What the task asks >> All of the entries are to be restated word for word.

### Working data ###

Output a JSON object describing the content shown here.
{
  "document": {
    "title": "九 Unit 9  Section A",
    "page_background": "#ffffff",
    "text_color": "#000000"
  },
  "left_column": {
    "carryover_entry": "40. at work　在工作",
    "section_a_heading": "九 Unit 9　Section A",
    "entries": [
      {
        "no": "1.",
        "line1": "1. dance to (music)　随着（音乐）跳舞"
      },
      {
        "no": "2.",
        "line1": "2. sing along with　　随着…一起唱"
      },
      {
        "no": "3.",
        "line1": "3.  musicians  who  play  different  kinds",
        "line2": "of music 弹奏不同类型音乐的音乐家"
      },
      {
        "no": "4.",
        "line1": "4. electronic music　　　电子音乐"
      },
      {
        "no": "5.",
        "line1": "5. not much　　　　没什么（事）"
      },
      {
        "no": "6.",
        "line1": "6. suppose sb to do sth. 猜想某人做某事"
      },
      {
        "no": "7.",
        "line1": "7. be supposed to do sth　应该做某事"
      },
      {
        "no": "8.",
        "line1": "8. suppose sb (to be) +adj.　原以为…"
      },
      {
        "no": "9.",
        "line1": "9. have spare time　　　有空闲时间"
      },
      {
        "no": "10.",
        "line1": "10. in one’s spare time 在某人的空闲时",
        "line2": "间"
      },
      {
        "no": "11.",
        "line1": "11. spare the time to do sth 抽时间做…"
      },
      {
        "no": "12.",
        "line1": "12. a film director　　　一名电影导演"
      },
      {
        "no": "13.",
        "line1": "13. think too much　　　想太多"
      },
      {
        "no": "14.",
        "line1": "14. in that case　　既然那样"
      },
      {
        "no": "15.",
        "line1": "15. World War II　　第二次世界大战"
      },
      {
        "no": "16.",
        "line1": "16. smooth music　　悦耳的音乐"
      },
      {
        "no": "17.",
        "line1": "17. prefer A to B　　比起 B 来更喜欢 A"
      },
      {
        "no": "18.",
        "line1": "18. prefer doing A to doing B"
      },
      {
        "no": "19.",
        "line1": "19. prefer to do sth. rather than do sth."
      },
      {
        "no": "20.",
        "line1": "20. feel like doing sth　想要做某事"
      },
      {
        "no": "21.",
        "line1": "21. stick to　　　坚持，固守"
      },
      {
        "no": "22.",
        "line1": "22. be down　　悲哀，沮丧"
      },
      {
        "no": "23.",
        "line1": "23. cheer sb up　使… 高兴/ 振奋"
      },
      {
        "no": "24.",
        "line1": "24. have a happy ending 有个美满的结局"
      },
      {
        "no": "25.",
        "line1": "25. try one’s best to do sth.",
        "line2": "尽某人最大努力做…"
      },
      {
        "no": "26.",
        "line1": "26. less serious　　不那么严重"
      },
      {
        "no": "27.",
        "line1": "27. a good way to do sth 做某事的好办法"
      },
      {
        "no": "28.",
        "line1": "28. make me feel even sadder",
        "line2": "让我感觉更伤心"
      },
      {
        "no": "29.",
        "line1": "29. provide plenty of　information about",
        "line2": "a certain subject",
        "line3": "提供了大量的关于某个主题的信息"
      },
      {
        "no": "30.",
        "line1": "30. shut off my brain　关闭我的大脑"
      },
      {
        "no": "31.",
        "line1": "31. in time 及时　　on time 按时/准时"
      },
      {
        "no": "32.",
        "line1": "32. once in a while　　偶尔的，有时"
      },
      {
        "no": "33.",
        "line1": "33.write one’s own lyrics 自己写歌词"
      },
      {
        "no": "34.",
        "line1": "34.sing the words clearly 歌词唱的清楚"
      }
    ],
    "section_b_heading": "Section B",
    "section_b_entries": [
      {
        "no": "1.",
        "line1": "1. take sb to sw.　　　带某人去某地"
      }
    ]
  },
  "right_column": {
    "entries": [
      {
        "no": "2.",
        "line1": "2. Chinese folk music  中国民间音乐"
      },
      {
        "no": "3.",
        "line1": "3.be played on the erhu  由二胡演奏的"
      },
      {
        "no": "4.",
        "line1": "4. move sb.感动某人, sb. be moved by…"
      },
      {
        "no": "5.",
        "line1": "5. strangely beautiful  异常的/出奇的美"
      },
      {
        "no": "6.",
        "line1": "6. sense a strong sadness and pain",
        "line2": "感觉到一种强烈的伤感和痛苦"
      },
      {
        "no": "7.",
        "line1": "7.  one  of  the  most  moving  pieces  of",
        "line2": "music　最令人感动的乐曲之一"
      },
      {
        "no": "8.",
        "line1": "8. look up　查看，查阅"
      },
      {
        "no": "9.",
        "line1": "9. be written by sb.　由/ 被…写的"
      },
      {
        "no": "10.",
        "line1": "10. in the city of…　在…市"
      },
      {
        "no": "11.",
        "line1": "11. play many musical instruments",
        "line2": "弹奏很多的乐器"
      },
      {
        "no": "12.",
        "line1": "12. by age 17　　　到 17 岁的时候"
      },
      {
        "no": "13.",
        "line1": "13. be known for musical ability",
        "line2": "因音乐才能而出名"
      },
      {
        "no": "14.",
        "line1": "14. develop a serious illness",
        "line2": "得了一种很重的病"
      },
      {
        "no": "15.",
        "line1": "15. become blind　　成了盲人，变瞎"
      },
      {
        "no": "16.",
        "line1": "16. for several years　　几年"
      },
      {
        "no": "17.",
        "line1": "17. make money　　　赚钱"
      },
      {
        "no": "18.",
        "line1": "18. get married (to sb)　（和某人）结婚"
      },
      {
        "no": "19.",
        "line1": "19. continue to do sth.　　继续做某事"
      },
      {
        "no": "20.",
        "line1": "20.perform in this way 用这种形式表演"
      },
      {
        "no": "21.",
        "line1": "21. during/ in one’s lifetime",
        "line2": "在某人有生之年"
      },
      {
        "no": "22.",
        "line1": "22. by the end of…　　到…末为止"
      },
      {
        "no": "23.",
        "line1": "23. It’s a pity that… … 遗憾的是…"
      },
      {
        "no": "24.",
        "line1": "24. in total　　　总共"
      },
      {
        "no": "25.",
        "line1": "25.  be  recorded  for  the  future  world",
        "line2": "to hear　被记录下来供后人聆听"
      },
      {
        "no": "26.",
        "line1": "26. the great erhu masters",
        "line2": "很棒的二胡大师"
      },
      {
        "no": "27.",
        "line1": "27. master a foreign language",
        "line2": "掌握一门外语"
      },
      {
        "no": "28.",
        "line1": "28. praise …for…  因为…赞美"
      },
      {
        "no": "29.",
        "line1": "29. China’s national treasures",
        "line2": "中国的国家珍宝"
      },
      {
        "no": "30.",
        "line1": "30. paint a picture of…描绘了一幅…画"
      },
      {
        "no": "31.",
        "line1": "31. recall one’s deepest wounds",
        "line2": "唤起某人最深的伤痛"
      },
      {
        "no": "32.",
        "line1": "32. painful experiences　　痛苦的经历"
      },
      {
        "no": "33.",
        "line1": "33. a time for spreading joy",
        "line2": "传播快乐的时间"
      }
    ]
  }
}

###

Output below >>
Output a JSON object describing the content shown here.
{
  "document": {
    "title": "九 Unit 9  Section A",
    "page_background": "#ffffff",
    "text_color": "#000000"
  },
  "left_column": {
    "carryover_entry": "40. at work　在工作",
    "section_a_heading": "九 Unit 9　Section A",
    "entries": [
      {
        "no": "1.",
        "line1": "1. dance to (music)　随着（音乐）跳舞"
      },
      {
        "no": "2.",
        "line1": "2. sing along with　　随着…一起唱"
      },
      {
        "no": "3.",
        "line1": "3.  musicians  who  play  different  kinds",
        "line2": "of music 弹奏不同类型音乐的音乐家"
      },
      {
        "no": "4.",
        "line1": "4. electronic music　　　电子音乐"
      },
      {
        "no": "5.",
        "line1": "5. not much　　　　没什么（事）"
      },
      {
        "no": "6.",
        "line1": "6. suppose sb to do sth. 猜想某人做某事"
      },
      {
        "no": "7.",
        "line1": "7. be supposed to do sth　应该做某事"
      },
      {
        "no": "8.",
        "line1": "8. suppose sb (to be) +adj.　原以为…"
      },
      {
        "no": "9.",
        "line1": "9. have spare time　　　有空闲时间"
      },
      {
        "no": "10.",
        "line1": "10. in one’s spare time 在某人的空闲时",
        "line2": "间"
      },
      {
        "no": "11.",
        "line1": "11. spare the time to do sth 抽时间做…"
      },
      {
        "no": "12.",
        "line1": "12. a film director　　　一名电影导演"
      },
      {
        "no": "13.",
        "line1": "13. think too much　　　想太多"
      },
      {
        "no": "14.",
        "line1": "14. in that case　　既然那样"
      },
      {
        "no": "15.",
        "line1": "15. World War II　　第二次世界大战"
      },
      {
        "no": "16.",
        "line1": "16. smooth music　　悦耳的音乐"
      },
      {
        "no": "17.",
        "line1": "17. prefer A to B　　比起 B 来更喜欢 A"
      },
      {
        "no": "18.",
        "line1": "18. prefer doing A to doing B"
      },
      {
        "no": "19.",
        "line1": "19. prefer to do sth. rather than do sth."
      },
      {
        "no": "20.",
        "line1": "20. feel like doing sth　想要做某事"
      },
      {
        "no": "21.",
        "line1": "21. stick to　　　坚持，固守"
      },
      {
        "no": "22.",
        "line1": "22. be down　　悲哀，沮丧"
      },
      {
        "no": "23.",
        "line1": "23. cheer sb up　使… 高兴/ 振奋"
      },
      {
        "no": "24.",
        "line1": "24. have a happy ending 有个美满的结局"
      },
      {
        "no": "25.",
        "line1": "25. try one’s best to do sth.",
        "line2": "尽某人最大努力做…"
      },
      {
        "no": "26.",
        "line1": "26. less serious　　不那么严重"
      },
      {
        "no": "27.",
        "line1": "27. a good way to do sth 做某事的好办法"
      },
      {
        "no": "28.",
        "line1": "28. make me feel even sadder",
        "line2": "让我感觉更伤心"
      },
      {
        "no": "29.",
        "line1": "29. provide plenty of　information about",
        "line2": "a certain subject",
        "line3": "提供了大量的关于某个主题的信息"
      },
      {
        "no": "30.",
        "line1": "30. shut off my brain　关闭我的大脑"
      },
      {
        "no": "31.",
        "line1": "31. in time 及时　　on time 按时/准时"
      },
      {
        "no": "32.",
        "line1": "32. once in a while　　偶尔的，有时"
      },
      {
        "no": "33.",
        "line1": "33.write one’s own lyrics 自己写歌词"
      },
      {
        "no": "34.",
        "line1": "34.sing the words clearly 歌词唱的清楚"
      }
    ],
    "section_b_heading": "Section B",
    "section_b_entries": [
      {
        "no": "1.",
        "line1": "1. take sb to sw.　　　带某人去某地"
      }
    ]
  },
  "right_column": {
    "entries": [
      {
        "no": "2.",
        "line1": "2. Chinese folk music  中国民间音乐"
      },
      {
        "no": "3.",
        "line1": "3.be played on the erhu  由二胡演奏的"
      },
      {
        "no": "4.",
        "line1": "4. move sb.感动某人, sb. be moved by…"
      },
      {
        "no": "5.",
        "line1": "5. strangely beautiful  异常的/出奇的美"
      },
      {
        "no": "6.",
        "line1": "6. sense a strong sadness and pain",
        "line2": "感觉到一种强烈的伤感和痛苦"
      },
      {
        "no": "7.",
        "line1": "7.  one  of  the  most  moving  pieces  of",
        "line2": "music　最令人感动的乐曲之一"
      },
      {
        "no": "8.",
        "line1": "8. look up　查看，查阅"
      },
      {
        "no": "9.",
        "line1": "9. be written by sb.　由/ 被…写的"
      },
      {
        "no": "10.",
        "line1": "10. in the city of…　在…市"
      },
      {
        "no": "11.",
        "line1": "11. play many musical instruments",
        "line2": "弹奏很多的乐器"
      },
      {
        "no": "12.",
        "line1": "12. by age 17　　　到 17 岁的时候"
      },
      {
        "no": "13.",
        "line1": "13. be known for musical ability",
        "line2": "因音乐才能而出名"
      },
      {
        "no": "14.",
        "line1": "14. develop a serious illness",
        "line2": "得了一种很重的病"
      },
      {
        "no": "15.",
        "line1": "15. become blind　　成了盲人，变瞎"
      },
      {
        "no": "16.",
        "line1": "16. for several years　　几年"
      },
      {
        "no": "17.",
        "line1": "17. make money　　　赚钱"
      },
      {
        "no": "18.",
        "line1": "18. get married (to sb)　（和某人）结婚"
      },
      {
        "no": "19.",
        "line1": "19. continue to do sth.　　继续做某事"
      },
      {
        "no": "20.",
        "line1": "20.perform in this way 用这种形式表演"
      },
      {
        "no": "21.",
        "line1": "21. during/ in one’s lifetime",
        "line2": "在某人有生之年"
      },
      {
        "no": "22.",
        "line1": "22. by the end of…　　到…末为止"
      },
      {
        "no": "23.",
        "line1": "23. It’s a pity that… … 遗憾的是…"
      },
      {
        "no": "24.",
        "line1": "24. in total　　　总共"
      },
      {
        "no": "25.",
        "line1": "25.  be  recorded  for  the  future  world",
        "line2": "to hear　被记录下来供后人聆听"
      },
      {
        "no": "26.",
        "line1": "26. the great erhu masters",
        "line2": "很棒的二胡大师"
      },
      {
        "no": "27.",
        "line1": "27. master a foreign language",
        "line2": "掌握一门外语"
      },
      {
        "no": "28.",
        "line1": "28. praise …for…  因为…赞美"
      },
      {
        "no": "29.",
        "line1": "29. China’s national treasures",
        "line2": "中国的国家珍宝"
      },
      {
        "no": "30.",
        "line1": "30. paint a picture of…描绘了一幅…画"
      },
      {
        "no": "31.",
        "line1": "31. recall one’s deepest wounds",
        "line2": "唤起某人最深的伤痛"
      },
      {
        "no": "32.",
        "line1": "32. painful experiences　　痛苦的经历"
      },
      {
        "no": "33.",
        "line1": "33. a time for spreading joy",
        "line2": "传播快乐的时间"
      }
    ]
  }
}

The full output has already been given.